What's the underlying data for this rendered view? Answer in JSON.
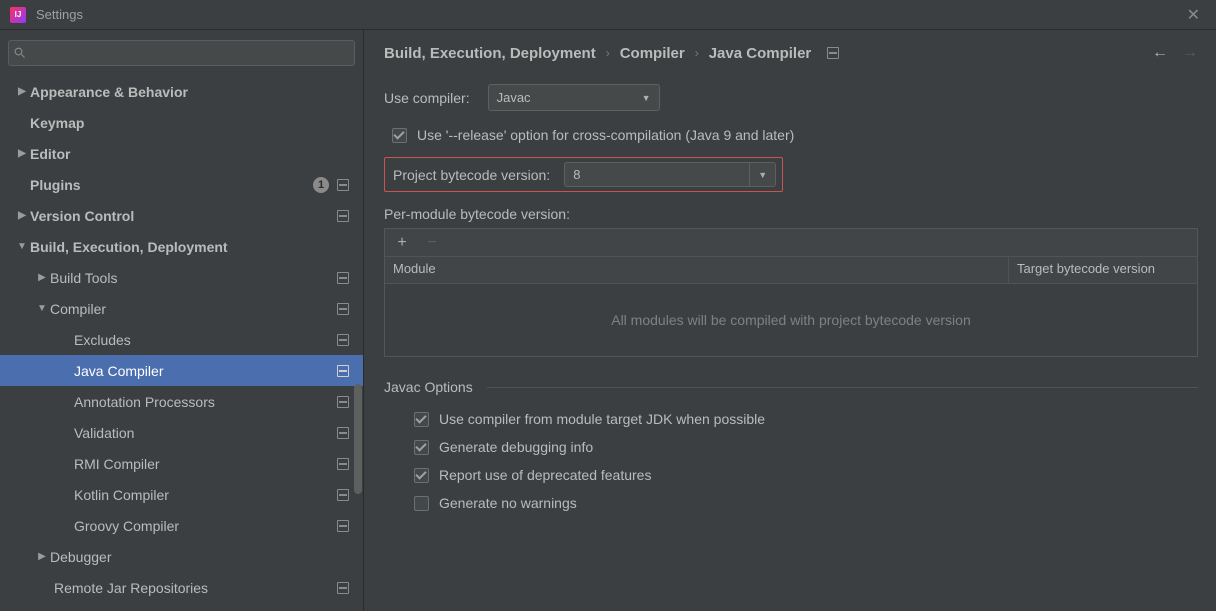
{
  "title": "Settings",
  "search_placeholder": "",
  "tree": {
    "appearance": "Appearance & Behavior",
    "keymap": "Keymap",
    "editor": "Editor",
    "plugins": "Plugins",
    "plugins_count": "1",
    "version_control": "Version Control",
    "build": "Build, Execution, Deployment",
    "build_tools": "Build Tools",
    "compiler": "Compiler",
    "excludes": "Excludes",
    "java_compiler": "Java Compiler",
    "annotation": "Annotation Processors",
    "validation": "Validation",
    "rmi": "RMI Compiler",
    "kotlin": "Kotlin Compiler",
    "groovy": "Groovy Compiler",
    "debugger": "Debugger",
    "remote_jar": "Remote Jar Repositories"
  },
  "breadcrumb": {
    "a": "Build, Execution, Deployment",
    "b": "Compiler",
    "c": "Java Compiler"
  },
  "labels": {
    "use_compiler": "Use compiler:",
    "use_release": "Use '--release' option for cross-compilation (Java 9 and later)",
    "project_bytecode": "Project bytecode version:",
    "per_module": "Per-module bytecode version:",
    "module_col": "Module",
    "target_col": "Target bytecode version",
    "empty_modules": "All modules will be compiled with project bytecode version",
    "javac_options": "Javac Options",
    "opt_jdk": "Use compiler from module target JDK when possible",
    "opt_debug": "Generate debugging info",
    "opt_deprecated": "Report use of deprecated features",
    "opt_nowarn": "Generate no warnings"
  },
  "values": {
    "compiler_select": "Javac",
    "bytecode_version": "8"
  }
}
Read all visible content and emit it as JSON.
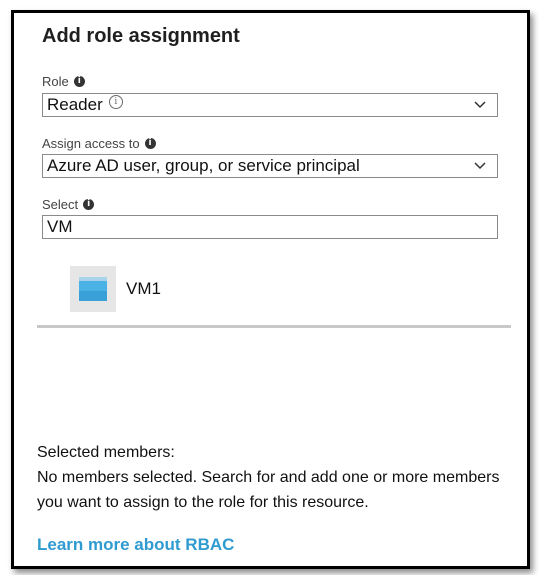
{
  "title": "Add role assignment",
  "role": {
    "label": "Role",
    "value": "Reader",
    "info_icon": "info-icon"
  },
  "assign_access": {
    "label": "Assign access to",
    "value": "Azure AD user, group, or service principal"
  },
  "select": {
    "label": "Select",
    "value": "VM"
  },
  "results": [
    {
      "name": "VM1",
      "icon": "virtual-machine-icon"
    }
  ],
  "selected_members": {
    "heading": "Selected members:",
    "message": "No members selected. Search for and add one or more members you want to assign to the role for this resource."
  },
  "learn_more_link": "Learn more about RBAC",
  "colors": {
    "link": "#2f9bd0",
    "vm_icon": "#3aa0d8",
    "divider": "#c8c8c8"
  }
}
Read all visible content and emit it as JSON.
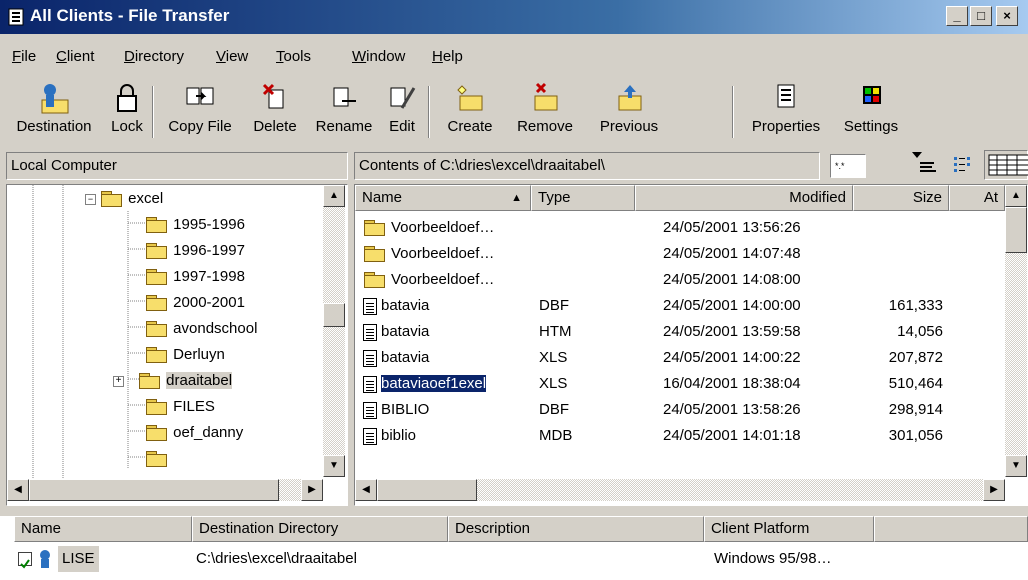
{
  "window": {
    "title": "All Clients - File Transfer",
    "buttons": [
      "_",
      "□",
      "×"
    ]
  },
  "menu": [
    {
      "label": "File",
      "u": "F",
      "rest": "ile"
    },
    {
      "label": "Client",
      "u": "C",
      "rest": "lient"
    },
    {
      "label": "Directory",
      "u": "D",
      "rest": "irectory"
    },
    {
      "label": "View",
      "u": "V",
      "rest": "iew"
    },
    {
      "label": "Tools",
      "u": "T",
      "rest": "ools"
    },
    {
      "label": "Window",
      "u": "W",
      "rest": "indow"
    },
    {
      "label": "Help",
      "u": "H",
      "rest": "elp"
    }
  ],
  "toolbar": {
    "destination": "Destination",
    "lock": "Lock",
    "copy_file": "Copy File",
    "delete": "Delete",
    "rename": "Rename",
    "edit": "Edit",
    "create": "Create",
    "remove": "Remove",
    "previous": "Previous",
    "properties": "Properties",
    "settings": "Settings"
  },
  "local_header": "Local Computer",
  "contents_header": "Contents of C:\\dries\\excel\\draaitabel\\",
  "filter_value": "*.*",
  "tree": [
    {
      "label": "excel",
      "expander": "−"
    },
    {
      "label": "1995-1996"
    },
    {
      "label": "1996-1997"
    },
    {
      "label": "1997-1998"
    },
    {
      "label": "2000-2001"
    },
    {
      "label": "avondschool"
    },
    {
      "label": "Derluyn"
    },
    {
      "label": "draaitabel",
      "expander": "+"
    },
    {
      "label": "FILES"
    },
    {
      "label": "oef_danny"
    }
  ],
  "columns": {
    "name": "Name",
    "type": "Type",
    "modified": "Modified",
    "size": "Size",
    "attr": "At"
  },
  "sort_indicator": "▲",
  "files": [
    {
      "name": "Voorbeeldoef…",
      "type": "",
      "modified": "24/05/2001 13:56:26",
      "size": "",
      "icon": "folder"
    },
    {
      "name": "Voorbeeldoef…",
      "type": "",
      "modified": "24/05/2001 14:07:48",
      "size": "",
      "icon": "folder"
    },
    {
      "name": "Voorbeeldoef…",
      "type": "",
      "modified": "24/05/2001 14:08:00",
      "size": "",
      "icon": "folder"
    },
    {
      "name": "batavia",
      "type": "DBF",
      "modified": "24/05/2001 14:00:00",
      "size": "161,333",
      "icon": "doc"
    },
    {
      "name": "batavia",
      "type": "HTM",
      "modified": "24/05/2001 13:59:58",
      "size": "14,056",
      "icon": "doc"
    },
    {
      "name": "batavia",
      "type": "XLS",
      "modified": "24/05/2001 14:00:22",
      "size": "207,872",
      "icon": "doc"
    },
    {
      "name": "bataviaoef1exel",
      "type": "XLS",
      "modified": "16/04/2001 18:38:04",
      "size": "510,464",
      "icon": "doc"
    },
    {
      "name": "BIBLIO",
      "type": "DBF",
      "modified": "24/05/2001 13:58:26",
      "size": "298,914",
      "icon": "doc"
    },
    {
      "name": "biblio",
      "type": "MDB",
      "modified": "24/05/2001 14:01:18",
      "size": "301,056",
      "icon": "doc"
    }
  ],
  "bottom_columns": {
    "name": "Name",
    "dest": "Destination Directory",
    "desc": "Description",
    "platform": "Client Platform"
  },
  "client": {
    "name": "LISE",
    "dest": "C:\\dries\\excel\\draaitabel",
    "desc": "",
    "platform": "Windows 95/98…",
    "checked": true
  }
}
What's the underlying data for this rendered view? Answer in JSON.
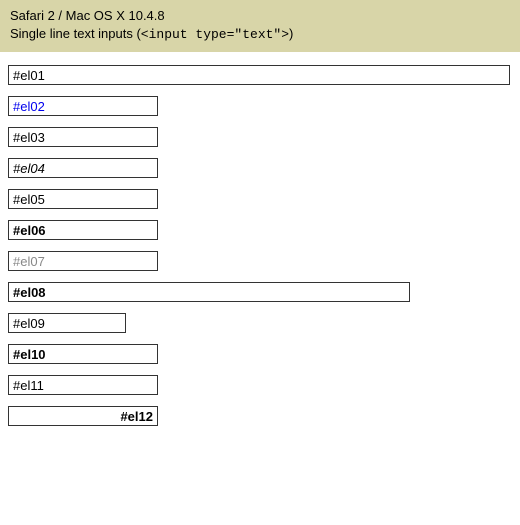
{
  "header": {
    "line1": "Safari 2 / Mac OS X 10.4.8",
    "line2_prefix": "Single line text inputs (",
    "line2_code": "<input type=\"text\">",
    "line2_suffix": ")"
  },
  "inputs": {
    "el01": "#el01",
    "el02": "#el02",
    "el03": "#el03",
    "el04": "#el04",
    "el05": "#el05",
    "el06": "#el06",
    "el07": "#el07",
    "el08": "#el08",
    "el09": "#el09",
    "el10": "#el10",
    "el11": "#el11",
    "el12": "#el12"
  }
}
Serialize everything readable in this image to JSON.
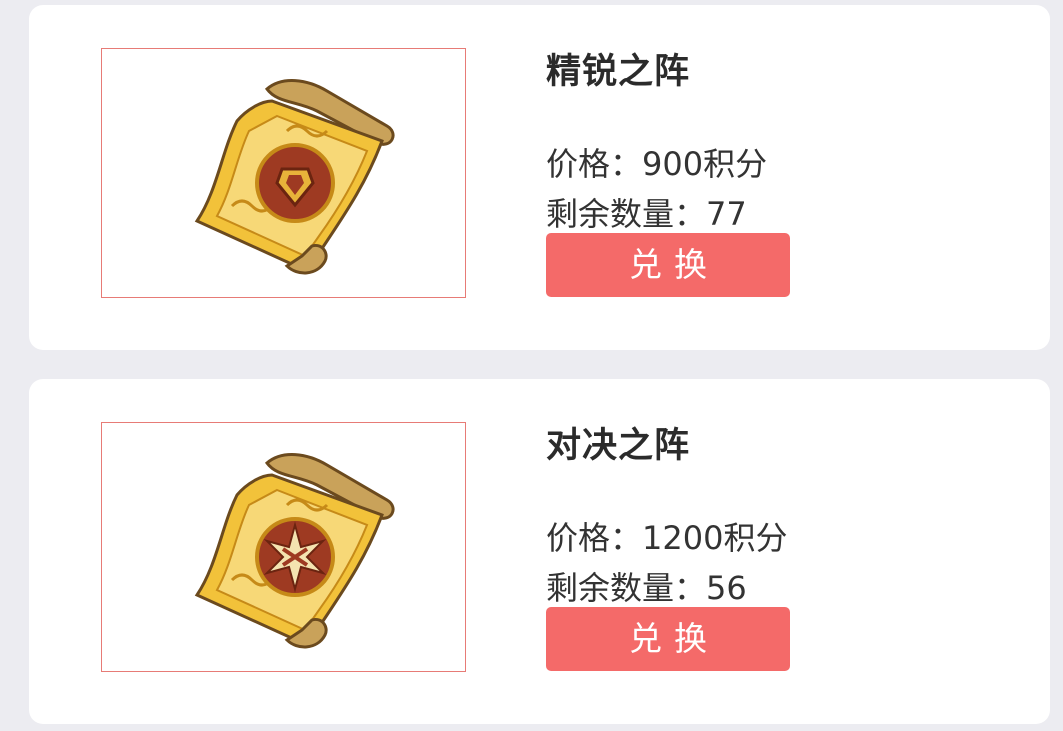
{
  "items": [
    {
      "name": "精锐之阵",
      "price_label": "价格：",
      "price_value": "900积分",
      "stock_label": "剩余数量：",
      "stock_value": "77",
      "button_label": "兑换",
      "emblem_icon": "shield-emblem-icon"
    },
    {
      "name": "对决之阵",
      "price_label": "价格：",
      "price_value": "1200积分",
      "stock_label": "剩余数量：",
      "stock_value": "56",
      "button_label": "兑换",
      "emblem_icon": "clash-emblem-icon"
    }
  ],
  "colors": {
    "page_background": "#ececf1",
    "card_background": "#ffffff",
    "button": "#f46a69",
    "thumb_border": "#e77b76",
    "scroll_gold": "#f2c23a",
    "emblem_red": "#9e3a22"
  }
}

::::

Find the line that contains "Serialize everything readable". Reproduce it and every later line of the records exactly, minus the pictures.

Task output
Serialize everything readable in this image to JSON.
{
  "items": [
    {
      "name": "精锐之阵",
      "price_label": "价格：",
      "price_value": "900积分",
      "stock_label": "剩余数量：",
      "stock_value": "77",
      "button_label": "兑换",
      "emblem_icon": "shield-emblem-icon"
    },
    {
      "name": "对决之阵",
      "price_label": "价格：",
      "price_value": "1200积分",
      "stock_label": "剩余数量：",
      "stock_value": "56",
      "button_label": "兑换",
      "emblem_icon": "clash-emblem-icon"
    }
  ],
  "colors": {
    "page_background": "#ececf1",
    "card_background": "#ffffff",
    "button": "#f46a69",
    "thumb_border": "#e77b76",
    "scroll_gold": "#f2c23a",
    "emblem_red": "#9e3a22"
  }
}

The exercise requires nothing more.